An oscilloscope is an electrical device that can convert sound waves into a visual display. A sound wave moving through air is actually a longitudinal wave. An oscilloscope changes the sound wave into a transverse wave that appears on a screen. Can you use the visual display of an oscilloscope to find out some basics about sound waves?

Doing the science

  1. Start the Modular Synthesizer Simulation by clicking on the "Sim" tab.
  2. Make sure that the sound is turned on and your volume is at an appropriate level on the device you’re viewing the simulation.
  3. Click the "D" key once (the second white key at the far left of the keyboard).
  4. Note and record in Table 1 the frequency of the sound that is displayed in the top middle portion of the screen. Listen carefully to the note being played.
  5. Count and record in Table 1 the number of peaks (highest points on a wave) from the start of the wave to a time of 0.005 seconds. You might have to click the "D" key again if the sound wave disappears.
  6. Repeat steps 3 – 5 for the "F" key (the fourth white key from the left) and for the "B" key (the second white key from the right). Make sure to record your data in Table 1.

Table 1.


Frequency (Hz)

Number of Peaks

Relative Pitch




Do You Understand?

  1. What is the difference between a longitudinal and a transverse wave?

  2. Describe the relative pitch of the three keys you played ("D," "F," and "B")

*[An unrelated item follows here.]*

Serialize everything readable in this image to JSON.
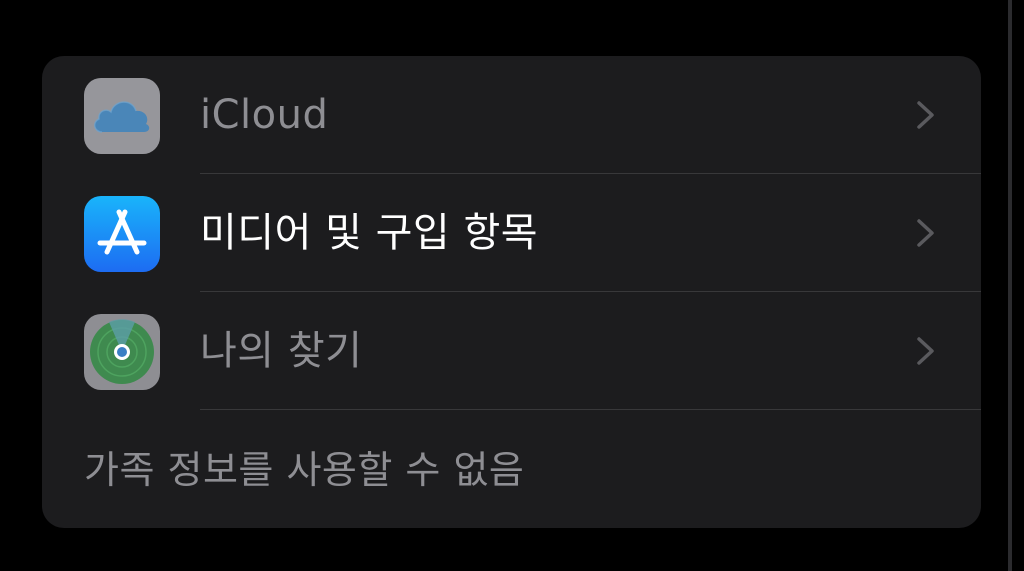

  3. Describe the relationship between the pitch of a sound and the sound’s frequency.